Ideally, rather than bringing just the unsolved homework problems to a tutoring session, the student should bring questions about ideas or terms occurring in the homework. (Preparation of these questions should be a central part of the student’s general preparation for a tutoring session). The tutor’s goal should be to work with the student so that the student can then finish their homework independently.
Making the Most of Tutoring
Plan ahead. If you attend drop-in hours, try to come towards the beginning of the session, and try to come on a day that allows for another visit if needed. For example, if you go to tutoring the day the assignment is given to read through the assignment, you can then talk to the tutor about your initial ideas for solving the problems.
Be prepared. Bring all of the necessary materials including your notes, the assignment, your book (if you have one), a calculator (if needed) etc. Read and attempt homework assignment problems before you ask the tutor a question. Tutors cannot do your homework with (or for) you, but they can guide you through difficult problems and help you talk through your approach and ideas.
Be flexible. Be willing to come back another time/day or make an individual appointment.
Be specific. When scheduling an individual appointment via email, the more information you can provide tutors with ahead of time (specifically, the course, topic and a list of specific questions), the more productive the meeting will be. Most individual sessions are 30 minutes.
Be understanding.
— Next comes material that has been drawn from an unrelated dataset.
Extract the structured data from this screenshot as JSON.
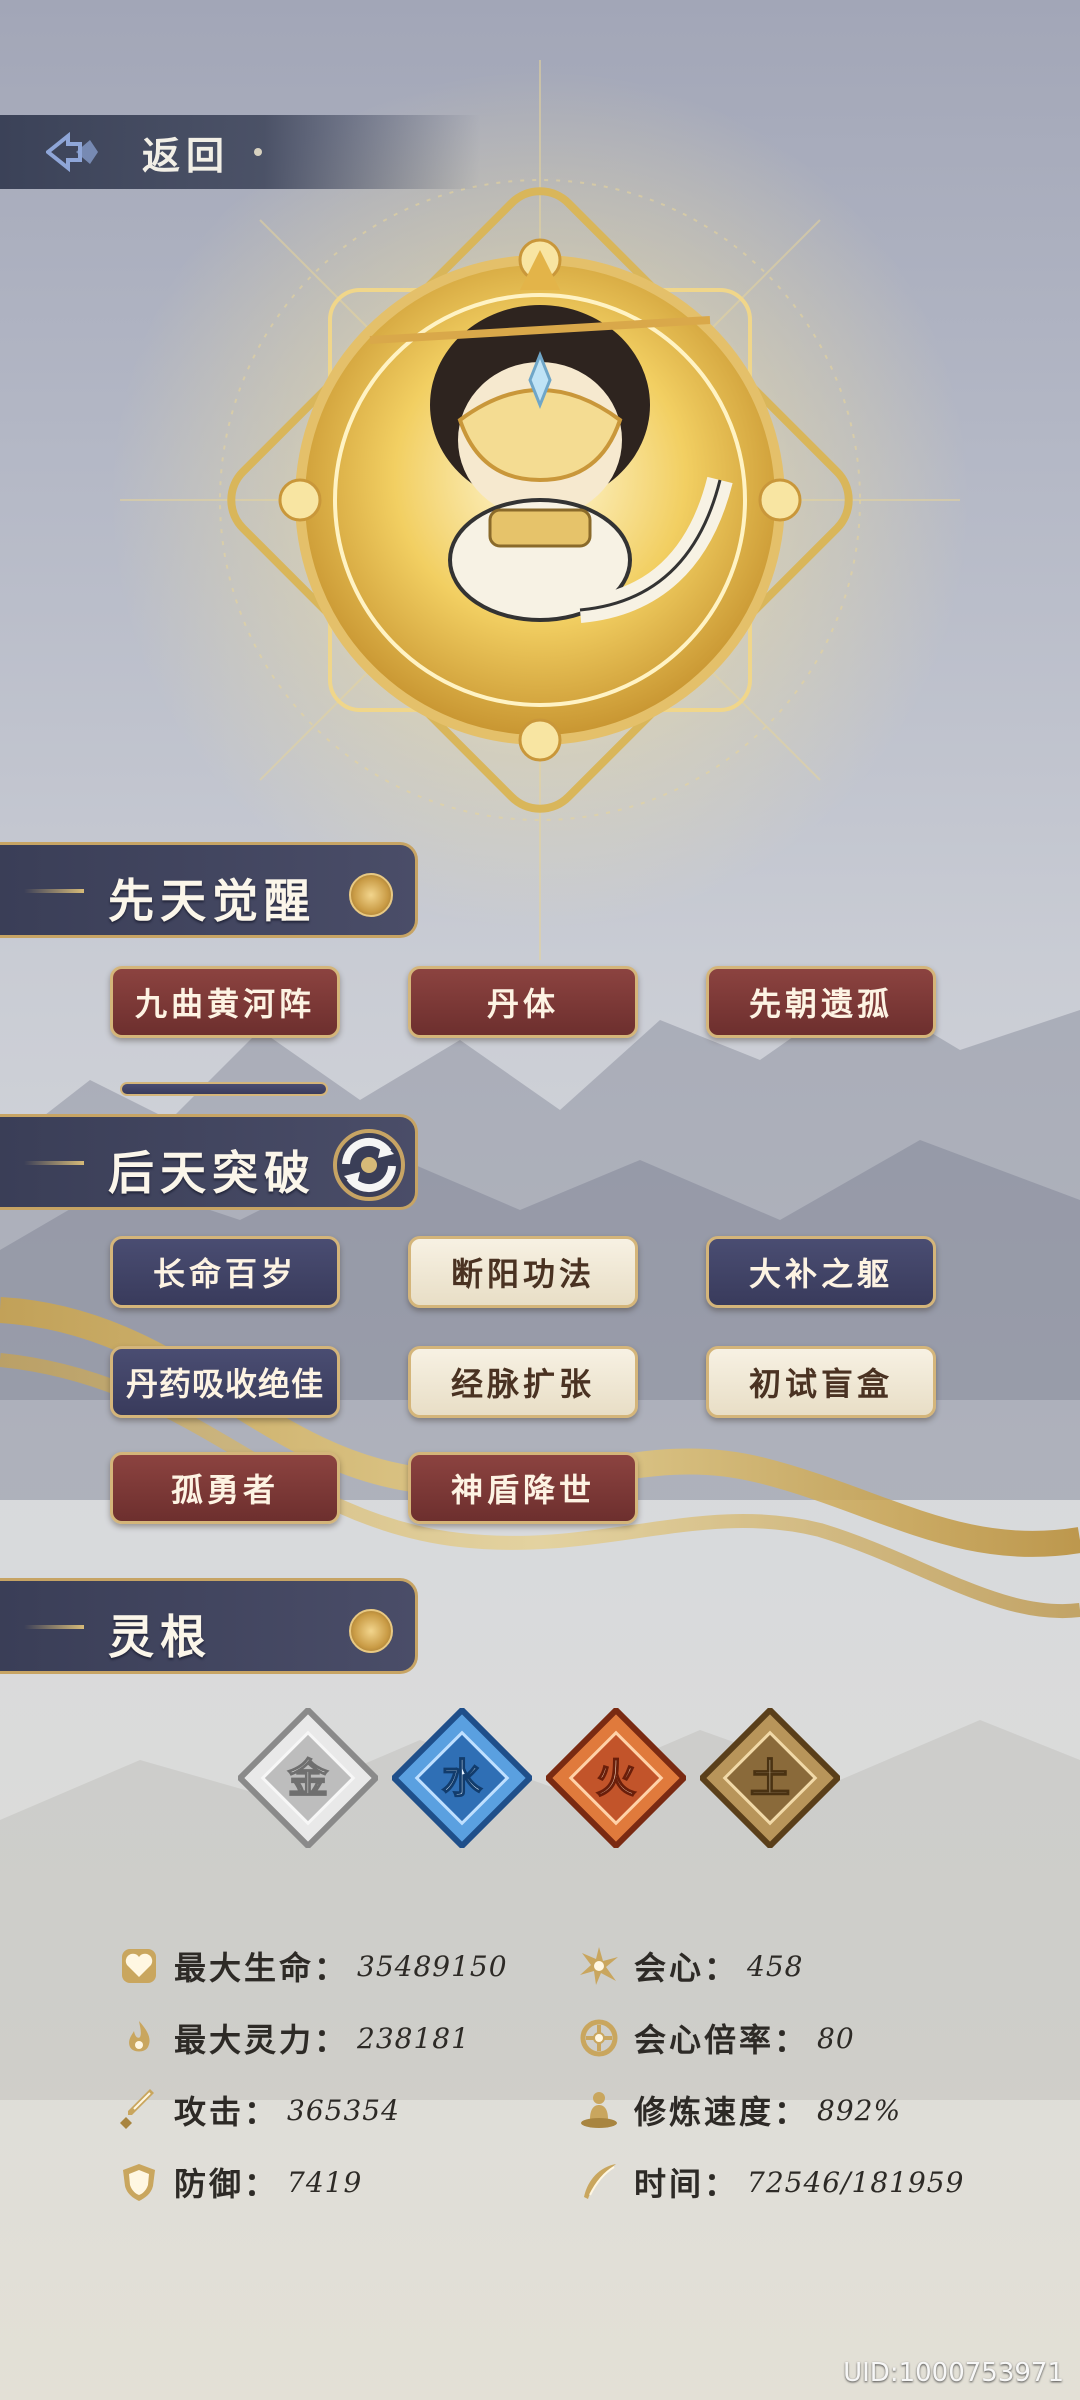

Tutors cannot provide (or guarantee) correct answers to your homework problems. They can only help you with the process of completing your work, not the outcomes.
The Ethics of Tutoring
Perhaps the simplest way to begin talking about the ethics of tutoring is to discuss the implications of Smith College’s honor code.
Honor Code Statement
Students and faculty at Smith are part of an academic community defined by its commitment to scholarship, which depends on scrupulous and attentive acknowledgement of all sources of information and honest and respectful use of college resources.
Smith College expects all students to be honest and committed to the principles of academic and intellectual integrity in their preparation and submission of course work and examinations. All submitted work of any kind must be the original work of the student who must cite all the sources used in its preparation.
Where tutoring is concerned, specific examples that violate the honor code include:
- Correcting work that will be handed in and graded.
- A tutor doing a student’s work, whether in part or fully.
- A tutor answering questions directly from assigned work.